(Dataset rows for apps and sites)
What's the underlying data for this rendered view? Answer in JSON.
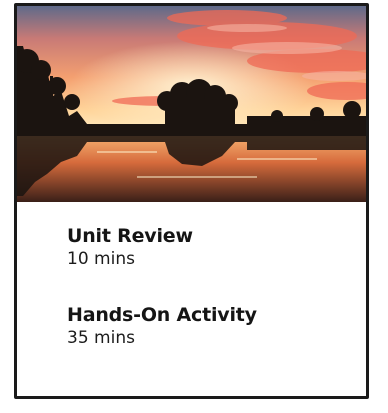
{
  "card": {
    "image": {
      "description_icon": "sunset-lake-image"
    },
    "items": [
      {
        "title": "Unit Review",
        "duration": "10 mins"
      },
      {
        "title": "Hands-On Activity",
        "duration": "35 mins"
      }
    ]
  },
  "colors": {
    "border": "#1a1a1a",
    "text": "#151515",
    "sky_orange": "#f08a4b",
    "sky_pink": "#f3a59a"
  }
}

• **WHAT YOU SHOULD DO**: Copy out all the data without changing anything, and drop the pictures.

• **SOLUTION TO THE PROBLEM**:
What's the underlying data for this rendered view? Answer in JSON.
{
  "card": {
    "image": {
      "description_icon": "sunset-lake-image"
    },
    "items": [
      {
        "title": "Unit Review",
        "duration": "10 mins"
      },
      {
        "title": "Hands-On Activity",
        "duration": "35 mins"
      }
    ]
  },
  "colors": {
    "border": "#1a1a1a",
    "text": "#151515",
    "sky_orange": "#f08a4b",
    "sky_pink": "#f3a59a"
  }
}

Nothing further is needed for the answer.